WALTER SPIES, born on this date, was a Russian-born German primitivist painter, composer, musicologist, and curator (d: 1942). In 1923 he moved to Java, Indonesia. He lived in Yogyakarta and then in Ubud, Bali starting from 1927, when Indonesia was under European colonial rule as the Dutch East Indies. Spies is often credited with attracting the attention of Western cultural figures to Balinese culture and art in the 1930s, as he became internationally known and hosted numerous anthropologists, actors, artists and other cultural figures. Spies influenced the direction of Balinese art and drama.

Spies was born in 1895 in Moscow to a German diplomat and his wife who were posted there. The family returned to Germany, where he was educated. He had a brother Leo, who became a composer and conductor, and sister Daisy, who became a ballet dancer. He began painting as a young man and was known in Europe for his work by 1923. He also studied music, including that of other cultures. In 1923 he moved to Java, Indonesia, then known as the Dutch East Indies under colonial control. In 1927 he resettled in Bali.

Mexican artist and anthropologist Miguel Covarrubias lived and researched in Bali in the 1930s with his wife Rose, where they became friends with Spies. He later wrote that Spies left the social disruption of Europe after the Great War and ultimately reached Java. The Sultan of Djokjakarta asked him to organize and lead a Western orchestra. Spies studied their music while living in the court. He visited Bali, under European control as part of the Dutch East Indies, and decided to stay there.

In 1937, Spies built what he described as a “mountain hut” at Iseh in Karangasem. Spies was the co-founder of the Pita Maha artists cooperative, through which he shaped the development of modern Balinese art. During the 1930s he hosted many Westerners in Bali, including actors, artists, and writers, and he is believed to have established the image of Bali that many Westerners still have.

After living for nine years at the confluence of two rivers in Campuan (Ubud), Spies retired to Iseh. This mountain retreat was the setting of some of his most beautiful and atmospheric paintings, including Iseh im Morgenlicht 1938. Despite saying he wanted to escape from visitors, Spies still received guests at Iseh, including musician Colin McPhee and his wife, anthropologist Jane Belo, Swiss artist Theo Meier and Austrian novelist Vicki Baum. Vicki Baum accredits Spies with providing her the factual historical data and details on Balinese culture which she drew from for her historical fiction novel Love and Death in Bali. It was set in the time of the Dutch intervention in Bali .

In December 1938, Spies was arrested as part of a Dutch crackdown on homosexuals. It had long been illegal in the West and there were rising tensions in Europe given activism by Nazi Germany. With the influence of supporters such as American anthropologist Margaret Mead, he was released in September 1939 after a period in prison. Spies was later arrested again in government crackdowns and convicted as a pedophile.

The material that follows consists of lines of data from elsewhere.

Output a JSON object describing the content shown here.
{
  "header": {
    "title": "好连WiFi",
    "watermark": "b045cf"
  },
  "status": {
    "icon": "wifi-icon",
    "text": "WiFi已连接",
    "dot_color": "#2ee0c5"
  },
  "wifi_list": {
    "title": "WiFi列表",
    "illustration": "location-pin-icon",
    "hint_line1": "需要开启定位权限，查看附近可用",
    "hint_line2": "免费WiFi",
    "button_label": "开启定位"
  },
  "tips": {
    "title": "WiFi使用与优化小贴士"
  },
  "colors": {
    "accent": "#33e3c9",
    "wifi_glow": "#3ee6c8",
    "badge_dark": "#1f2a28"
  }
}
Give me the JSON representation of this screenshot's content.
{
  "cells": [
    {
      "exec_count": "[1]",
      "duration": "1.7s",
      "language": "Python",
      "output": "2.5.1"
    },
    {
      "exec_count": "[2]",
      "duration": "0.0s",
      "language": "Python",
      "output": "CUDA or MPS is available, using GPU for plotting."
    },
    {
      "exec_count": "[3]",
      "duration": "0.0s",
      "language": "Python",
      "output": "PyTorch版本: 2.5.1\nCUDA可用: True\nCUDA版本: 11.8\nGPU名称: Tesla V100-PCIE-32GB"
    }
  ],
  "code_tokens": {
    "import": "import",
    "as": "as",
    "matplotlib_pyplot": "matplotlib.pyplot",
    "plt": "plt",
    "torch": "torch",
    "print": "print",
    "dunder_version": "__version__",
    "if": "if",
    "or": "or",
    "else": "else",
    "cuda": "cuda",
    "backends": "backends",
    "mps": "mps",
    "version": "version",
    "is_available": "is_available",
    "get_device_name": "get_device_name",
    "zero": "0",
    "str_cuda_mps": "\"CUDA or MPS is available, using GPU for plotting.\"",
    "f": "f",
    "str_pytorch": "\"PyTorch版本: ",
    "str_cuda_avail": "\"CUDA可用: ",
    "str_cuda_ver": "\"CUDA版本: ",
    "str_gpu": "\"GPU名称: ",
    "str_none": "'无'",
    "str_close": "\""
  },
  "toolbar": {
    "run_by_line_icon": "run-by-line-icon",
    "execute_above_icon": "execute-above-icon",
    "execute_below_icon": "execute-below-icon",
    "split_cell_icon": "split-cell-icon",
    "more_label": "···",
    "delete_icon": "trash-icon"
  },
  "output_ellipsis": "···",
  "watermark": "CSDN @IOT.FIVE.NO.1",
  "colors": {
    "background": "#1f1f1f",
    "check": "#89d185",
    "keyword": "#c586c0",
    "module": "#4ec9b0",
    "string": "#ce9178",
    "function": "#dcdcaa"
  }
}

After World War II broke out, Dutch authorities arrested Spies as a German national and interned him. He and 477 other internees were deported in January 1942 on board of SS Van Imhoff, bound for Ceylon. On January 19, 1942 a Japanese bomb hit the ship. Because the crew were ordered not to evacuate the Germans, most of the prisoners on the ship, including Spies, drowned.

Anuradha Roy’s novel All the Lives We Never Lived brings together fictional and historical figures in the plot, including Walter Spies. She portrays him as spending time in India in a passage before going to Bali. The novel includes such historical events as Spies’s two imprisonments and death at sea. Roy portrays the artist sympathetically, based on John Stowell’s biography and other sources.